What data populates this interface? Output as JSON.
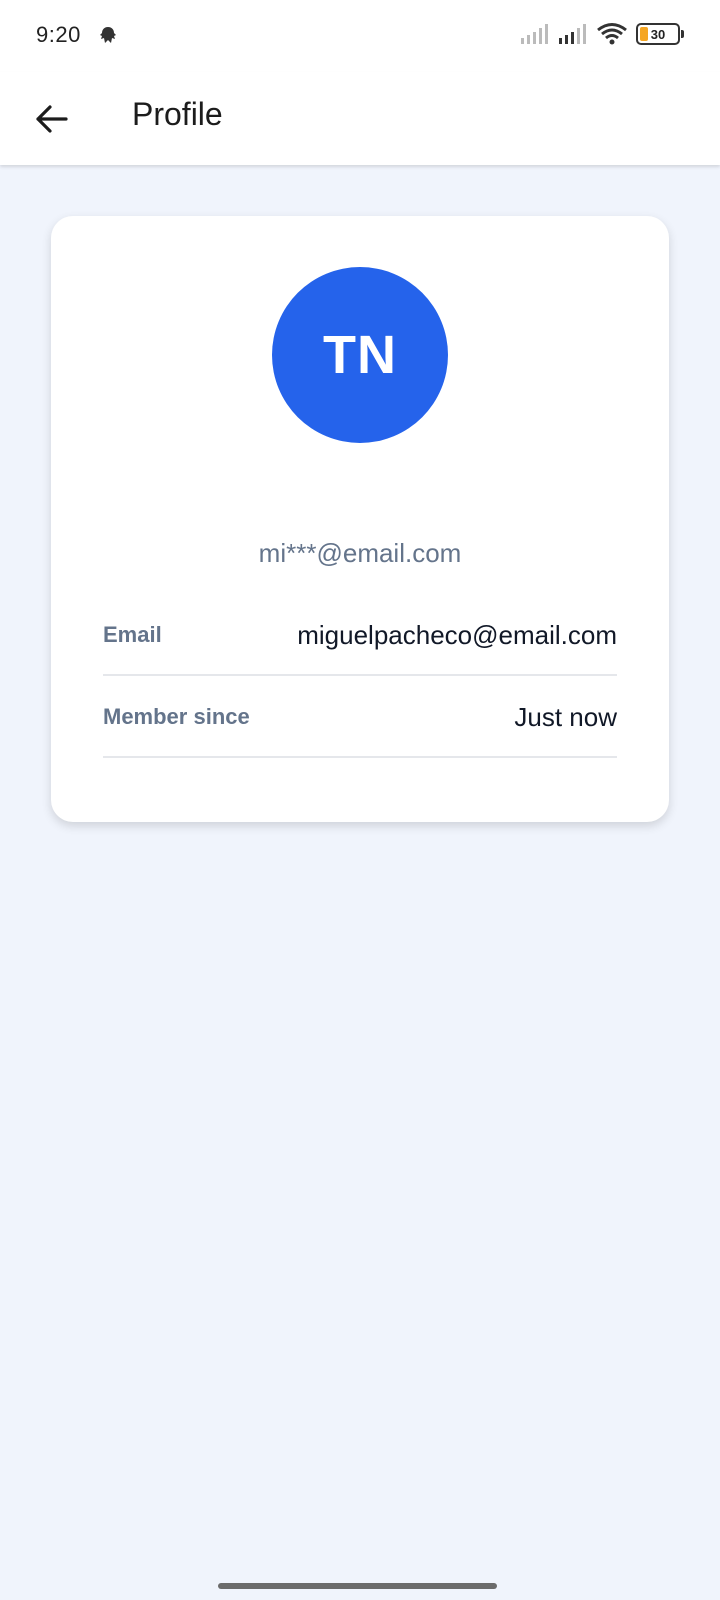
{
  "status_bar": {
    "time": "9:20",
    "battery_level": "30",
    "icons": [
      "notification-icon",
      "signal-icon",
      "signal-icon",
      "wifi-icon",
      "battery-icon"
    ]
  },
  "app_bar": {
    "back_icon": "arrow-left-icon",
    "title": "Profile"
  },
  "profile": {
    "initials": "TN",
    "avatar_color": "#2563eb",
    "masked_email": "mi***@email.com",
    "rows": [
      {
        "label": "Email",
        "value": "miguelpacheco@email.com"
      },
      {
        "label": "Member since",
        "value": "Just now"
      }
    ]
  }
}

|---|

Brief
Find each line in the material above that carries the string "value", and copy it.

Solution for this exercise
        "value": "miguelpacheco@email.com"
        "value": "Just now"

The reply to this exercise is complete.